With the volatility of the current market, a global recession is still on the cards – the bad news is it could even be a year or two away. Rather than use the economic downturn as an easy excuse for poor performance, the best course of action would be to prepare for the recovery and use the significant changes to your advantage. After all, more millionaires were created during recessions compared to any other time. Here are five ways to profit from an economic downturn.

jin Dao Tai, Founder of LCMS Traders and ForexBriefcase
Jin Dao Tai, founder of  LCMS Traders and ForexBriefcase

Rebalance your investment portfolio to protect your capital

The first thing you would want to avoid during a short-term economic downturn is to create long-term damage to your net worth. Many mismanaged portfolios are hit hard by an unexpected market drop.

As the economic uncertainty increases, the number one priority for anyone would be to check and rebalance their current portfolio. Well-diversified portfolios with risk management applied across all categories are likely to remain more resilient and experience smaller dips compared to the larger market.

A properly calibrated asset allocation portfolio should be based on the investor’s overall risk tolerance. Being more risk-averse — allocating 80 per cent to safe assets and 20 per cent to riskier ventures — would give you the ability to not only avoid financial disaster in extremely volatile times, but also be well-placed to benefit from ‘hidden bulls’. In other words, if the markets drop, your principal is safer, and you get to buy shares at a lower average cost.

Learn a new skill

Experts say the global economy is likely to operate in a ‘new normal’ following this pandemic. Even before COVID-19, the gig economy had already been transforming the job market, with more skilled workers hired on project bases.

This highlights the need to plan for a more independent and secure future. Be it for personal interest, a sideline job or keeping yourself employable, I would like to recommend acquiring skills that help you build digital assets in the form of an audience, newsletter, social media page, website or app.

You will need to find ways to achieve a strategic advantage and position yourself for the economic recovery. Those who prepare for hard times can actually benefit from them when these hard times arrive. If you invest in new skills during a recession, you will almost always emerge stronger than most.

Trade for cash flow

In a recessionary environment, cash flow is king. During an extended period of uncertainty, people are likely to experience a drop in their income levels, or in a worst case scenario, the total loss of their income. Therefore, it is important to have an alternative source of positive cash flow (in trading) to build your capital (in investments).

For this, trading in the foreign exchange (forex) market is very attractive. A strategy of accumulating small but frequent gains may not only help you recover from a potential loss of income, but also create extra cash for an investment capital.

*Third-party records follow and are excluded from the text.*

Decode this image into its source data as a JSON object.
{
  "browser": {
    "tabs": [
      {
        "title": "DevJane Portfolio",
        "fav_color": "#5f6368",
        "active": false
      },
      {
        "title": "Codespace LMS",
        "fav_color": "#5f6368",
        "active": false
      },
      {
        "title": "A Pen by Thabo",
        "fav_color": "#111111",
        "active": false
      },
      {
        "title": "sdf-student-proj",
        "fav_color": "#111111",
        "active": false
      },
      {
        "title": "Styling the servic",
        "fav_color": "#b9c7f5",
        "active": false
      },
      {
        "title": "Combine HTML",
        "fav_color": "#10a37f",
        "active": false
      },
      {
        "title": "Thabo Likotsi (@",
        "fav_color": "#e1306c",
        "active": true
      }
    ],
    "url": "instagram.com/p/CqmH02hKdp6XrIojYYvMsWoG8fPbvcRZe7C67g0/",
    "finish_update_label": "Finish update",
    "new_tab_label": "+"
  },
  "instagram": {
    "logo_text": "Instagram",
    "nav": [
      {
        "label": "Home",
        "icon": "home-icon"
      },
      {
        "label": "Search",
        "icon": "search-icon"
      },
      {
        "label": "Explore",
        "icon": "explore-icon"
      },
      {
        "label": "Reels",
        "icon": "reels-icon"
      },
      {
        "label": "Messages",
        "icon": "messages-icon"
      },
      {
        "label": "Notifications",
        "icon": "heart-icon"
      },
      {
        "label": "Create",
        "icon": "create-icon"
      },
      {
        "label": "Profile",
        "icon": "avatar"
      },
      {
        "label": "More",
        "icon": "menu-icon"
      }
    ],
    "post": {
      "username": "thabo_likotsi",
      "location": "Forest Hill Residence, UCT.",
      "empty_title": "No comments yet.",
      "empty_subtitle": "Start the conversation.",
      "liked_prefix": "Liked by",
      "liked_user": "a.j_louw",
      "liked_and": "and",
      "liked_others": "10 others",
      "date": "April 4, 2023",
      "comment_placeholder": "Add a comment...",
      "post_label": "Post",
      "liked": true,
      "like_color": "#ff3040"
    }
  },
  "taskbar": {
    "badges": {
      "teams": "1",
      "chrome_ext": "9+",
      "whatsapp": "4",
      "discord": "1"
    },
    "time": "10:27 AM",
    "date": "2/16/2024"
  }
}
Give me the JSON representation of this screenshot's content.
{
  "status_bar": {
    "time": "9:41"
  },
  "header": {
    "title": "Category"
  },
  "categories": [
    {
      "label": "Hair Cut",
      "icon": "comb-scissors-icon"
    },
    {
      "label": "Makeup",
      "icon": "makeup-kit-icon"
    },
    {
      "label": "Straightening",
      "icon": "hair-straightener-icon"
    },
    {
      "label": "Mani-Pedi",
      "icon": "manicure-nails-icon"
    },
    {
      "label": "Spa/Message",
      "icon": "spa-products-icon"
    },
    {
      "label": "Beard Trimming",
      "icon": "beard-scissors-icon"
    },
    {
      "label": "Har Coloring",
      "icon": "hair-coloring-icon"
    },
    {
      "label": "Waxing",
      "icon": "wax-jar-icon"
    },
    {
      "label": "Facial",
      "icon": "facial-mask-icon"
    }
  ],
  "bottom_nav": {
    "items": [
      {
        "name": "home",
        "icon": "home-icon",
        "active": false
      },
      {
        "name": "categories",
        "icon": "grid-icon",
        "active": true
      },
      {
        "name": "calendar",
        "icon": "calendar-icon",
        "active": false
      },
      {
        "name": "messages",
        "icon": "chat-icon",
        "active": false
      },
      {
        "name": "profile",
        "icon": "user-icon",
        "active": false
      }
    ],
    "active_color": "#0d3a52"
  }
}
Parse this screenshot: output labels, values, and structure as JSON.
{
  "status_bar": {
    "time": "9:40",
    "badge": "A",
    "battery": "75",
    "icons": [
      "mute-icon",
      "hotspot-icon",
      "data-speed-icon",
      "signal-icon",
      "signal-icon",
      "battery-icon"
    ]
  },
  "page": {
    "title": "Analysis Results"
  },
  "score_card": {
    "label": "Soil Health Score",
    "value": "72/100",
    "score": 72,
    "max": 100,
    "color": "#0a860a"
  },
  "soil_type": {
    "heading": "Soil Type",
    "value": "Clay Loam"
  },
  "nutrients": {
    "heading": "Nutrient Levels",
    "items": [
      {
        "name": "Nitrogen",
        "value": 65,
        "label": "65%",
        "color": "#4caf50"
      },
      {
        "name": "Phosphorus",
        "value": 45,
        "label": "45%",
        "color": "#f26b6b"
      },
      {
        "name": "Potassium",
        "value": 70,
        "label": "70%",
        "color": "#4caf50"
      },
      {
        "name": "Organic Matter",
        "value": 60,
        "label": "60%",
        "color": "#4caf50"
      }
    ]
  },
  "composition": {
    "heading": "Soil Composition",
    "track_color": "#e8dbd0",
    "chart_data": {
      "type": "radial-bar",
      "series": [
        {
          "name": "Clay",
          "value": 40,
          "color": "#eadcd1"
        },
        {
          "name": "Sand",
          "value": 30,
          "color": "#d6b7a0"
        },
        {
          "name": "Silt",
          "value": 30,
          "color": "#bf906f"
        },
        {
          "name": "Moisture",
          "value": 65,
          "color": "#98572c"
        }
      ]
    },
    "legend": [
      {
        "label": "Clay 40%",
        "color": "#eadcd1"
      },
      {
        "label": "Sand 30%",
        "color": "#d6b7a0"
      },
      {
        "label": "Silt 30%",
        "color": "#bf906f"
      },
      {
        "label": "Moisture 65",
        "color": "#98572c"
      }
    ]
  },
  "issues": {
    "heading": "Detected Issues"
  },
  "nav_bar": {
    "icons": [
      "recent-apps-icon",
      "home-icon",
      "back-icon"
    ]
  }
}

Another benefit of the forex market is that it is easy to start. With just S$500, you can start a trading account. While managing your own expectations and building upon the trading skillset, you will be able to quickly scale up both the capital and returns from a forex account.

Invest in the future market

Increased inflation usually follows a recession. It is important to not only have a source of cash flow, but also have investment options which will be able to combat inflation in the long term. Bonds and gold, or assets which are not highly correlated with typical stocks are popular options, and likely to rise in times of economic uncertainty.

At the same time, use a dollar-cost averaging strategy. What this means is to divide your total investment sum equally, and put each equal portion into stocks as prices are dropping. This lowers the total average cost of your shares, which may boost returns in the long run. Of course, most investors would prefer to buy stocks at the lowest price possible, but timing the market is a difficult task.

Trying to time the market is more likely to lead to lower returns than selecting a sound and diversified asset allocation and staying the course. Therefore, the best way to handle a market decline is to understand your risk tolerance and understand that you will be investing for the longer term, into and through the recovery.

jin Dao Tai, Founder of LCMS Traders and ForexBriefcase
Real estate, in general, is less volatile during economic downturns, and in all, residential real estate bears the least risk

Invest in undervalued real estate

No real estate is totally immune to a recession, but it is one of the best recession-protected asset class. Real estate, in general, is less volatile during economic downturns, which is one of the general benefits of investing in real estate. While all types of investments bear a certain degree of risk, residential real estate bears the least.

This is because there will always be demand for real estate. Therefore, while other types of investments usually take a big hit during a recession, real estate is likely to receive lesser impact. However, prices are still likely to drop slightly. This is attractive to investors looking to turn depressed market conditions into buying opportunities.